All we have to do is to complete the hue discrepancy ourselves.
“When you read a book you see the colors in the story. You use your imagination.”
The artist’s previous professional life also features strongly in his aesthetic mind-set.
“It is absolutely intentional [for the viewer to compensate for the apparent lack of color] because I can say that my past is very important in this,” he explains. “I worked in advertising for 15 years and I was in the middle of the colorful world of advertising – too colorful.
You know, the sky is always blue and the grass is always super-green. There was always sun in the advertisements, unless I had to show how, say, a car manages well in rain. The colorful life of advertising gave me a shock.

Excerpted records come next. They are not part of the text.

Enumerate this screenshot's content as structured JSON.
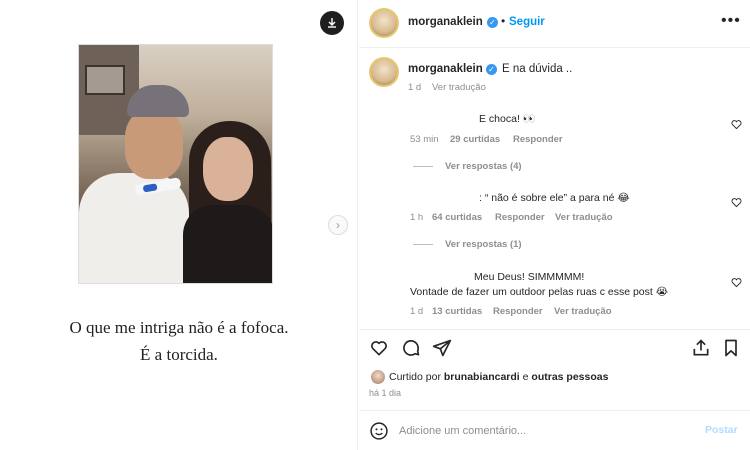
{
  "media": {
    "caption_line1": "O que me intriga não é a fofoca.",
    "caption_line2": "É a torcida.",
    "download_icon": "download-icon",
    "next_icon": "chevron-right-icon"
  },
  "header": {
    "username": "morganaklein",
    "follow_label": "Seguir",
    "separator": "•",
    "more_label": "•••"
  },
  "caption": {
    "username": "morganaklein",
    "text": "E na dúvida ..",
    "time": "1 d",
    "translate": "Ver tradução"
  },
  "comments": [
    {
      "text": "E choca! 👀",
      "time": "53 min",
      "likes": "29 curtidas",
      "reply": "Responder",
      "view_replies": "Ver respostas (4)"
    },
    {
      "text": ": “ não é sobre ele” a para né 😂",
      "time": "1 h",
      "likes": "64 curtidas",
      "reply": "Responder",
      "translate": "Ver tradução",
      "view_replies": "Ver respostas (1)"
    },
    {
      "text_line1": "Meu Deus! SIMMMMM!",
      "text_line2": "Vontade de fazer um outdoor pelas ruas c esse post 😭",
      "time": "1 d",
      "likes": "13 curtidas",
      "reply": "Responder",
      "translate": "Ver tradução"
    }
  ],
  "actions": {
    "like_icon": "heart-icon",
    "comment_icon": "comment-icon",
    "share_icon": "paper-plane-icon",
    "boost_icon": "share-out-icon",
    "save_icon": "bookmark-icon"
  },
  "likes": {
    "prefix": "Curtido por",
    "user": "brunabiancardi",
    "joiner": "e",
    "others": "outras pessoas"
  },
  "posted_ago": "há 1 dia",
  "composer": {
    "placeholder": "Adicione um comentário...",
    "post_label": "Postar"
  },
  "colors": {
    "link_blue": "#0095f6",
    "verified_blue": "#3897f0",
    "muted": "#8e8e8e"
  }
}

I was not only always under the pressure of marketing but also not free to express my own creativity.”
So, when he eventually got around to doing his own thing, Troilo eschewed the colorful overload ethos and went for the monochromic approach. In truth, he says, he is offering us a non-realistic view of the world.

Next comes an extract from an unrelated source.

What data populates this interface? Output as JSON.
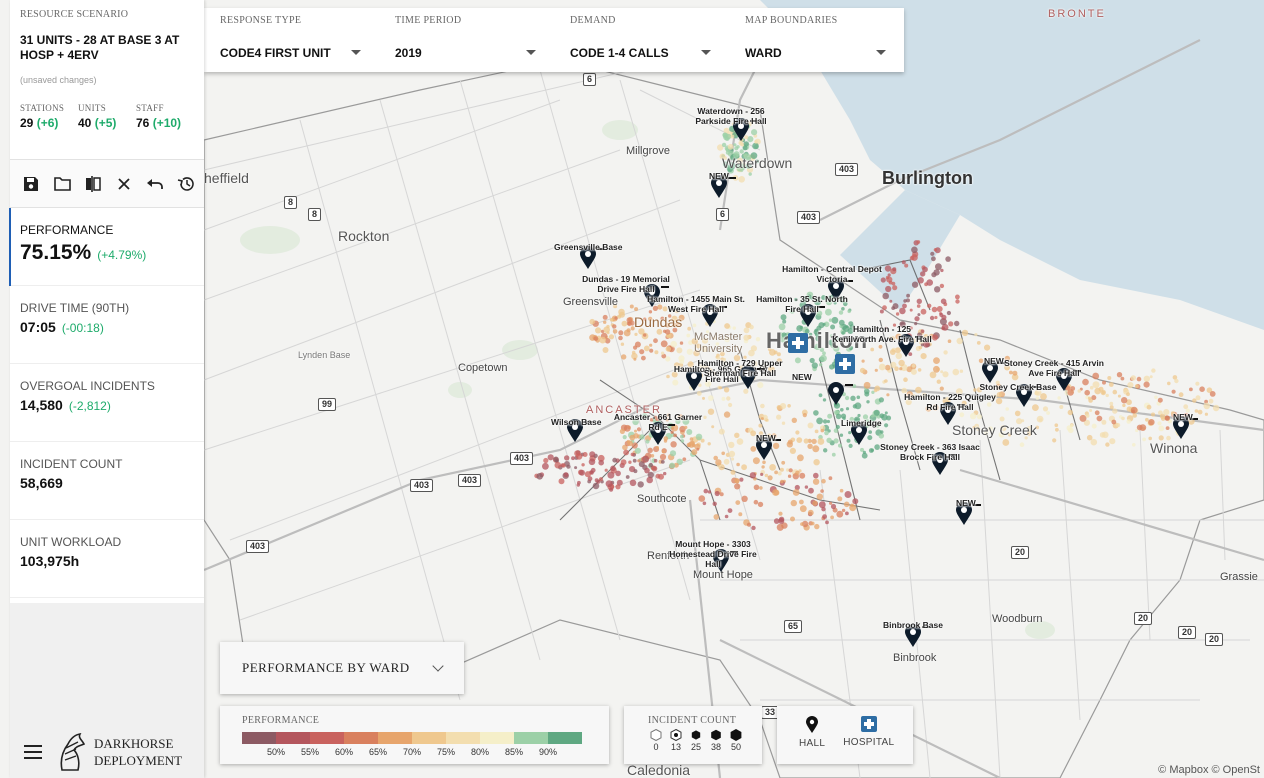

“Black and white doesn’t really exist, only through a camera or some other filter. But colors are simply the reaction of the light, the refraction. That why, for example, we get a rainbow. So everything starts from black and white.”

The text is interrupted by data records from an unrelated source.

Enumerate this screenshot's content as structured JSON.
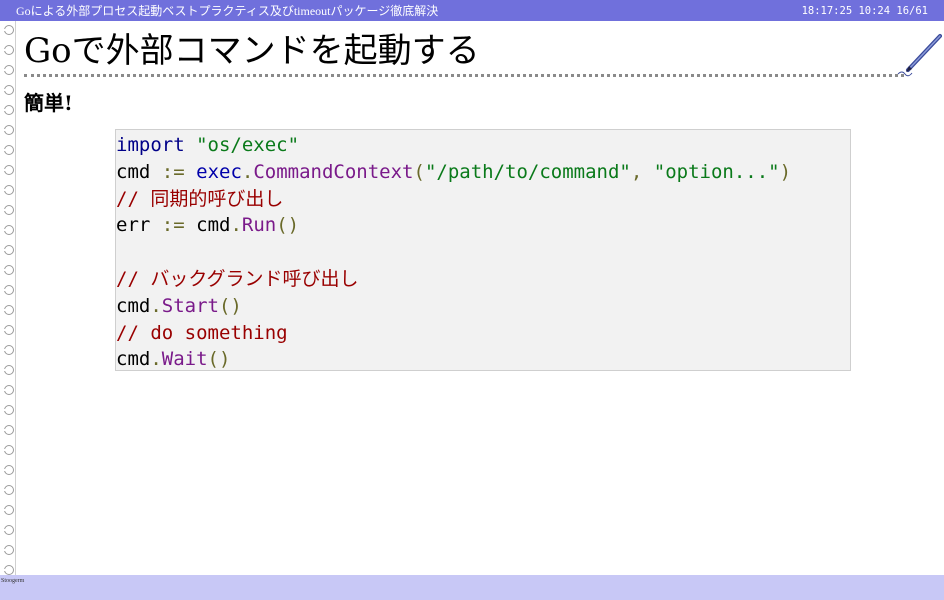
{
  "topbar": {
    "title": "Goによる外部プロセス起動ベストプラクティス及びtimeoutパッケージ徹底解決",
    "status": "18:17:25 10:24 16/61"
  },
  "slide": {
    "title": "Goで外部コマンドを起動する",
    "heading": "簡単!"
  },
  "code": {
    "line1": {
      "keyword": "import",
      "string": "\"os/exec\""
    },
    "line2": {
      "var": "cmd",
      "op": ":=",
      "pkg": "exec",
      "dot": ".",
      "func": "CommandContext",
      "open": "(",
      "arg1": "\"/path/to/command\"",
      "comma": ",",
      "arg2": "\"option...\"",
      "close": ")"
    },
    "line3": {
      "comment": "// 同期的呼び出し"
    },
    "line4": {
      "var": "err",
      "op": ":=",
      "obj": "cmd",
      "dot": ".",
      "func": "Run",
      "parens": "()"
    },
    "line6": {
      "comment": "// バックグランド呼び出し"
    },
    "line7": {
      "obj": "cmd",
      "dot": ".",
      "func": "Start",
      "parens": "()"
    },
    "line8": {
      "comment": "// do something"
    },
    "line9": {
      "obj": "cmd",
      "dot": ".",
      "func": "Wait",
      "parens": "()"
    }
  },
  "footer": {
    "label": "Stoogerm"
  },
  "colors": {
    "topbar": "#7070dc",
    "bottombar": "#c8c8f6",
    "code_background": "#f2f2f2",
    "comment": "#990000",
    "string": "#0a7a1a",
    "function": "#7a1a8a"
  },
  "icons": {
    "corner": "pen-icon",
    "binding": "notebook-ring-icon"
  }
}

That back-to-basics concept is also apparent in Troilo’s omnipresent figurative theme. All his works are based on the masculine body.
In fact, the recurrent form is Troilo’s attempt at getting us to delve into the inner fabric of his work, rather than make do with a cursory glance at the shapes on display.
“In advertising you pay much attention to the people, and the people are supposed to be like you and me, so we identify with them and buy the product. I use the same figure almost the whole time in my work because I am trying to erase the subject so you don’t pay attention to who he is. The figure is not a real person. [It] is a symbol of something.”
The torso in question is, in fact, the artist’s well-honed physique.
“I use myself, not as a self-portrait, but simply because I have the luck to be in shape, and to have the proportion of a classical Greek body. I use it as an icon, even though I am not so oriented to the pop side of the art world.”
Once again, Troilo’s commercial past comes into the exploratory fray. “I don’t want to give you, the spectator, someone you can recognize, or identify with. I want to give you a classical shape which you can detach yourself from your mirror image, and start thinking about someone with feelings.”
There is certainly plenty of emotion on show in “Troilo.” One painting, for example, depicts a couple of sinewy men – who, naturally, look like twins – apparently hell-bent on dispatching each other to the nearest emergency room.
Considering his escape from the PC-controlled constraints of the advertising world, it is not surprising that Troilo has some personal spleen venting to do.
“My goal is to give you a ‘fix’ of the exact moment in which you are feeling something extreme,” he posits. “The rules of life are to be quiet and good sheep. Being provocative is another reaction to the calm, beautiful world of usual communication. It is a rebellion, in good and a bad way. In any case, you can definitely see that something powerful is happening.”
That is a recurrent theme throughout Troilo’s oeuvre.
The decision to use his own hands and fingers to put his ideas into corporeal form was ultimately a brave one. He dips his nimble fingers into acrylic and – literally – manually works the textures. Sometimes the creative process includes flicking the paint on to the canvas in a seeming freestyle fashion.
“That, I suppose, gives me less control over what comes out but, you know, in art you have to take chances,” muses Troilo. “It is the same in life,” he adds with a smile.

“Troilo” closes on May 27.